EXERCISE OBJECTIVE >> Filter the entries below, keeping only lines with the word "green".

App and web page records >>
****
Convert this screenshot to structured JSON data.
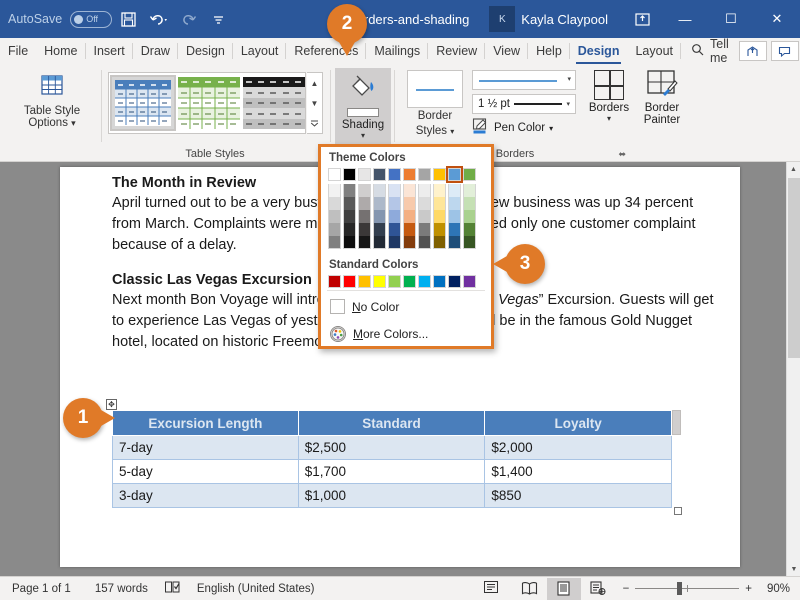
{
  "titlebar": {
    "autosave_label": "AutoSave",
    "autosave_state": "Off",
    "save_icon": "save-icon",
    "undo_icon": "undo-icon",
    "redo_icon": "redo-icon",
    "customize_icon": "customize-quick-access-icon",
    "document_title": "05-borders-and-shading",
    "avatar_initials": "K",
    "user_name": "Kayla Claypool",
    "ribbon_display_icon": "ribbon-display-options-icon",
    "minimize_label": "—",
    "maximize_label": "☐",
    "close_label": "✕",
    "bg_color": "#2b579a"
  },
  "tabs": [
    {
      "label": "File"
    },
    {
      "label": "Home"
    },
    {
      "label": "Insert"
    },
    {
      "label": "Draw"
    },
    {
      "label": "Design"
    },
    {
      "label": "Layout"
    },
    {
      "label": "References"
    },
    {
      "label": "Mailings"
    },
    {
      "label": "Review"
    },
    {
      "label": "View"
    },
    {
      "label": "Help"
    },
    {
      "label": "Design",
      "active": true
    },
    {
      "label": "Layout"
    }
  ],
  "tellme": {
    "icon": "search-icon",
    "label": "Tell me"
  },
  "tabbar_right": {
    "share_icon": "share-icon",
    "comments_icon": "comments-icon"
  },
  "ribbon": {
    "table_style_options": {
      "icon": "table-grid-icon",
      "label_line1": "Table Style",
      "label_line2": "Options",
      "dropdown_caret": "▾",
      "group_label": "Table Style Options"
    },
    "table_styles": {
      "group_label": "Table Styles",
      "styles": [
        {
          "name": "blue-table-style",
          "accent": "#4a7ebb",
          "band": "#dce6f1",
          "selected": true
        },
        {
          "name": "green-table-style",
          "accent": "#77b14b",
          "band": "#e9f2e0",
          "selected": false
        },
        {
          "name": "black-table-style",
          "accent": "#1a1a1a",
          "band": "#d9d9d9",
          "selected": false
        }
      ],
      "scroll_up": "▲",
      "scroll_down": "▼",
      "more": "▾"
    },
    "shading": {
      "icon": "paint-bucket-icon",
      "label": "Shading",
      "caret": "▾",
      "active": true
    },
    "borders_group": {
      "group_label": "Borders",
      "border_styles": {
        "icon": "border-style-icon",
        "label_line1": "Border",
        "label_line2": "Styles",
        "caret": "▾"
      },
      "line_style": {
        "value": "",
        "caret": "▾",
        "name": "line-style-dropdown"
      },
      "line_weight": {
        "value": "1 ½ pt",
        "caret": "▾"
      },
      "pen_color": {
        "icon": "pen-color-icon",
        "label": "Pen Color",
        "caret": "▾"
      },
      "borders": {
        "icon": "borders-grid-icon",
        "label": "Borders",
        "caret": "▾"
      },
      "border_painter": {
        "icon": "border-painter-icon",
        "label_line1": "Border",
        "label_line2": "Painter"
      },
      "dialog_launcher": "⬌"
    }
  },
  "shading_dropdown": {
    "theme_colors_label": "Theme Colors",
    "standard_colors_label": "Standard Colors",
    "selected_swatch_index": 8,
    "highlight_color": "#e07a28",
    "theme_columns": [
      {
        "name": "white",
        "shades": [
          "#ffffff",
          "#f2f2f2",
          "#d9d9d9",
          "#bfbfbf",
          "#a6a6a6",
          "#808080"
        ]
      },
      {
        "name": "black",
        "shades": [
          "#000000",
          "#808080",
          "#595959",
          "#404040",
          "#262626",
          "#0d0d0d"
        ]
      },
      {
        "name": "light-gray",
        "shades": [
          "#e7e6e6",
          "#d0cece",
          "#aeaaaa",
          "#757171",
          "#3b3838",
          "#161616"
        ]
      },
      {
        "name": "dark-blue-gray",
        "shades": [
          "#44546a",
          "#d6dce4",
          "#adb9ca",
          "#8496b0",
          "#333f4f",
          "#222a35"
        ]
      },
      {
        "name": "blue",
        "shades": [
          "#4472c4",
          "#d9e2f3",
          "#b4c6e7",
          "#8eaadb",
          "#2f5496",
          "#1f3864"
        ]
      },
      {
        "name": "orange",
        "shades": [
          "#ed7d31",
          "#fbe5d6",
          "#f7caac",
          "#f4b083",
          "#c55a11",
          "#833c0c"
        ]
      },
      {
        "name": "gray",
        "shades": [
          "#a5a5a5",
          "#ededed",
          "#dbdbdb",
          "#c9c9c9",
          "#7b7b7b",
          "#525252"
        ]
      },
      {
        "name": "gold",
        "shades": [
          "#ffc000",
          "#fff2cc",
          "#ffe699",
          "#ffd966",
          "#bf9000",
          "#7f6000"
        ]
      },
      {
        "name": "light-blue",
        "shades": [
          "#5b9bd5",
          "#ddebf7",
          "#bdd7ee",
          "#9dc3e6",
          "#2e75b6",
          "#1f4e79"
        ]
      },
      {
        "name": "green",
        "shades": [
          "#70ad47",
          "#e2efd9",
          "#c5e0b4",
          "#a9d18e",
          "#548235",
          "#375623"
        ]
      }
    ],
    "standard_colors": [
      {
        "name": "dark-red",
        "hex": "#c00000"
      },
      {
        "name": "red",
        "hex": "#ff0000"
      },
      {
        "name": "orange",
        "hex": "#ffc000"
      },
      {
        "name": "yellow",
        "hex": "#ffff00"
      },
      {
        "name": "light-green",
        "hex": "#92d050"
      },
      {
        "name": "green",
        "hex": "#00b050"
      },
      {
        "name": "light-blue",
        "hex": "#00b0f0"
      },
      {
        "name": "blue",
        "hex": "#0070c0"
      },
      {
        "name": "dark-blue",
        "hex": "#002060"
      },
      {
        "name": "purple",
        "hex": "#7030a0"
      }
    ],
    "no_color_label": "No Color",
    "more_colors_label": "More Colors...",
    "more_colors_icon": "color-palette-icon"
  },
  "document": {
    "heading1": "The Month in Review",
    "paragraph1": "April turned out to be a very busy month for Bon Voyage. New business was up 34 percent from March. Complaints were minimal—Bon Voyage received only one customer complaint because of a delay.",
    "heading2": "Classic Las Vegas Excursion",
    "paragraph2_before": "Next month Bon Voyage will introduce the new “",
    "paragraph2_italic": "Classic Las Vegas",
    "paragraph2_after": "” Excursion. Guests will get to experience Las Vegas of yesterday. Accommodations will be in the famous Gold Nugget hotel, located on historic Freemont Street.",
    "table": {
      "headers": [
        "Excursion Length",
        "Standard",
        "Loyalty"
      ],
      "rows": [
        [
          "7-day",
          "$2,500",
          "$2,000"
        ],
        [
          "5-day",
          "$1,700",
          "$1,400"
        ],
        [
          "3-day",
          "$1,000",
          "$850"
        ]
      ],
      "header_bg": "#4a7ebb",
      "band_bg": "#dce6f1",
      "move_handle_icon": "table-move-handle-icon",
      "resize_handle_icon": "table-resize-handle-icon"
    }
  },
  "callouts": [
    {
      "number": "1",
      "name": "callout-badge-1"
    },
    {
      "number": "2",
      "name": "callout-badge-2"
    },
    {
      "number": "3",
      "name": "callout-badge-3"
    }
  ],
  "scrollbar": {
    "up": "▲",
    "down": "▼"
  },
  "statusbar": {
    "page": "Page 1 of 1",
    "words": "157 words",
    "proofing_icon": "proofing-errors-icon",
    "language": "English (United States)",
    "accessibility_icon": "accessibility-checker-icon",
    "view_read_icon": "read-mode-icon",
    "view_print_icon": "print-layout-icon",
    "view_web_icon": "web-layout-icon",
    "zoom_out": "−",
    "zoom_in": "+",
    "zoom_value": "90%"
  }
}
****
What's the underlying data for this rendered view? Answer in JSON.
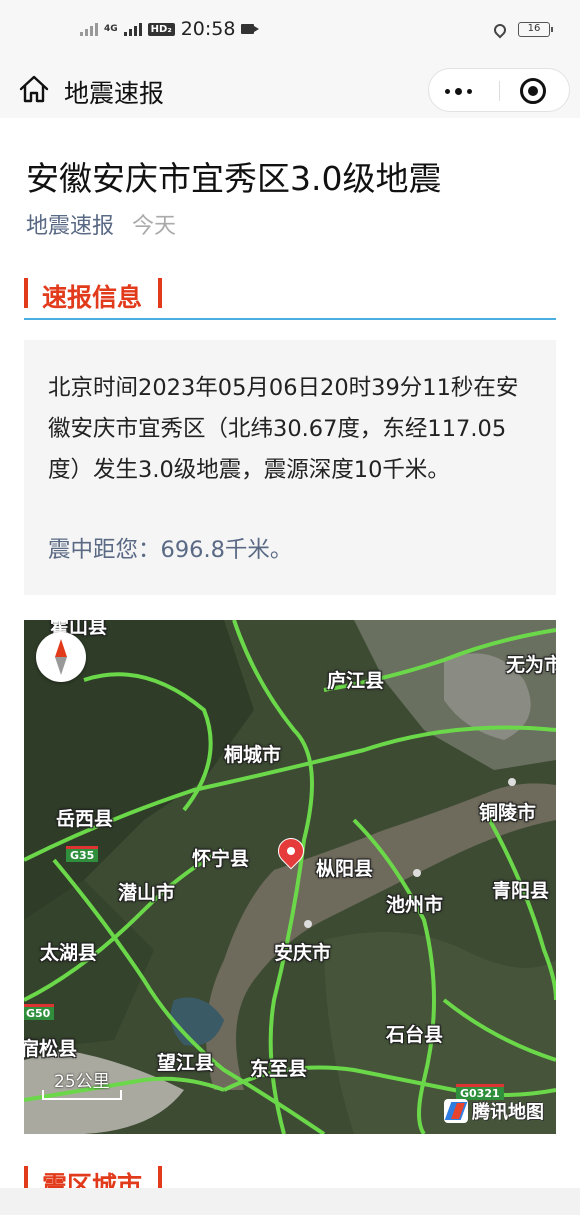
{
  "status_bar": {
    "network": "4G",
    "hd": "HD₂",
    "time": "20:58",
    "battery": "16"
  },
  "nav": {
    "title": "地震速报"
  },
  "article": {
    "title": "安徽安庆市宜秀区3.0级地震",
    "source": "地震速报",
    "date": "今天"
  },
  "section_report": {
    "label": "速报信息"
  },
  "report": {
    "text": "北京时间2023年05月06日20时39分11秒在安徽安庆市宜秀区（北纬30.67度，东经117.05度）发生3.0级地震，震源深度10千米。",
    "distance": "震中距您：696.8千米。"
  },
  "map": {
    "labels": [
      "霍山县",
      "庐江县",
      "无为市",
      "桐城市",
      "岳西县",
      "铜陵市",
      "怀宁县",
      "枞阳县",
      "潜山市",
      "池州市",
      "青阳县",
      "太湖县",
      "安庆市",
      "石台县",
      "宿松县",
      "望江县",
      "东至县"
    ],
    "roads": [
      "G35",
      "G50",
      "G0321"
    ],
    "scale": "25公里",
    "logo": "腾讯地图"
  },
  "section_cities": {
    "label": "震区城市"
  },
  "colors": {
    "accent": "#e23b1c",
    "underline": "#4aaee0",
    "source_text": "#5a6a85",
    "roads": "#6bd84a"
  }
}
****
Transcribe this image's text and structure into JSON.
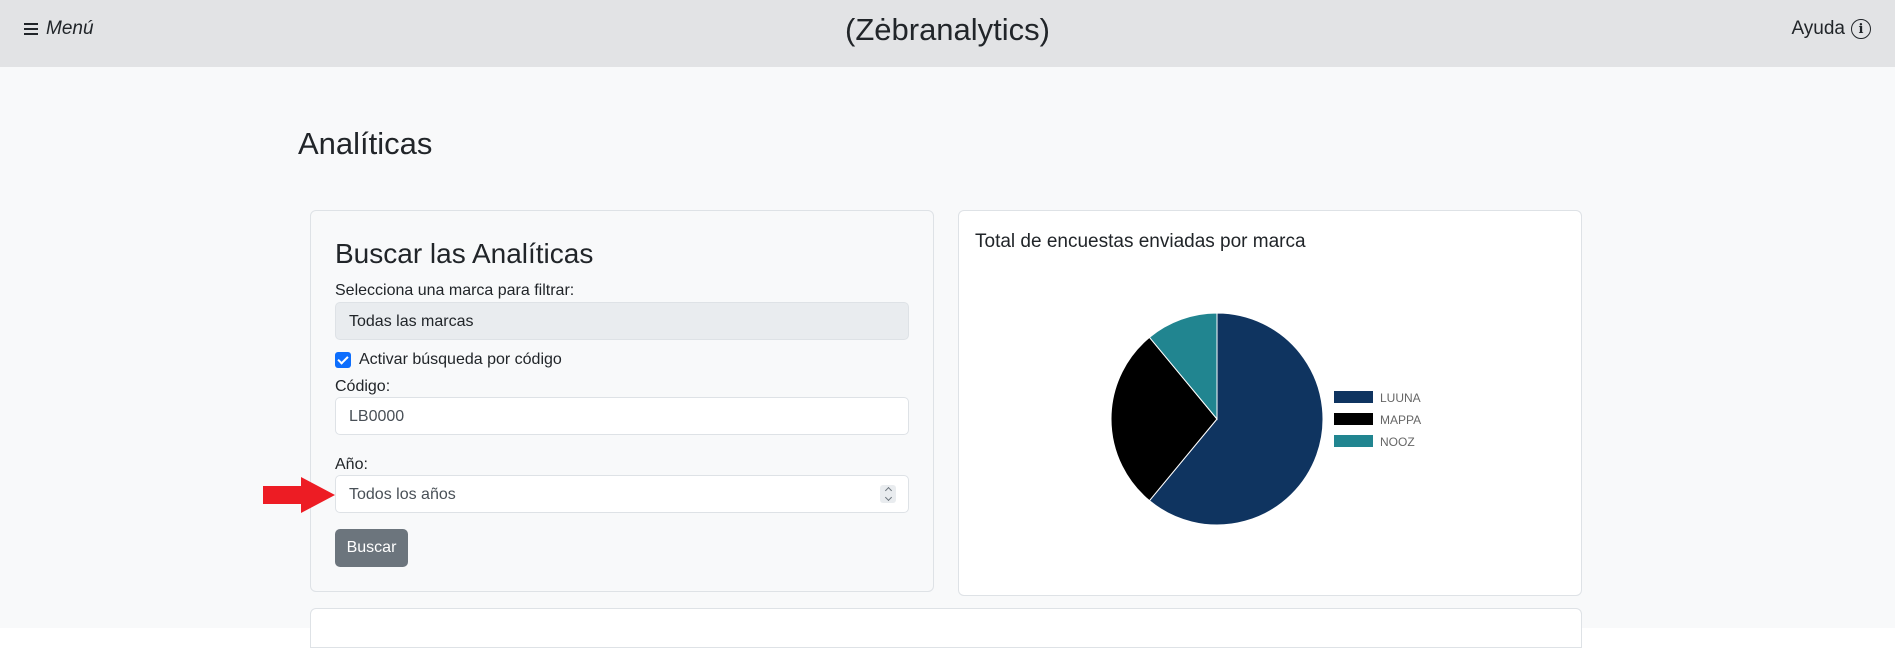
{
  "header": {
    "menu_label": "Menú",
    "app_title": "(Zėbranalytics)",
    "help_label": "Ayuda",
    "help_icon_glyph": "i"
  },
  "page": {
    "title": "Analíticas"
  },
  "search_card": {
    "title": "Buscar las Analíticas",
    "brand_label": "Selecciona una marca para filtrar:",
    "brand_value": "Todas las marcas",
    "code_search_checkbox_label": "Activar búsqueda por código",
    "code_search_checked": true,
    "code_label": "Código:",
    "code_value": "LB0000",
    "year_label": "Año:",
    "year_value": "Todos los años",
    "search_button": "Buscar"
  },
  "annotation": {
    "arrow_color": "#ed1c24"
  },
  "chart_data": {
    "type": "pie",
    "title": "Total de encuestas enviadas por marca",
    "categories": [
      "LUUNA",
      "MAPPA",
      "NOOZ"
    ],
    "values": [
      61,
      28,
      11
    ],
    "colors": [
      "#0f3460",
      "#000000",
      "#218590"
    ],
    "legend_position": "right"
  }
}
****
TASK OUTPUT >>
          "name": "green-table-style",
        "name": "green",
        "name": "light-green",
        "name": "green",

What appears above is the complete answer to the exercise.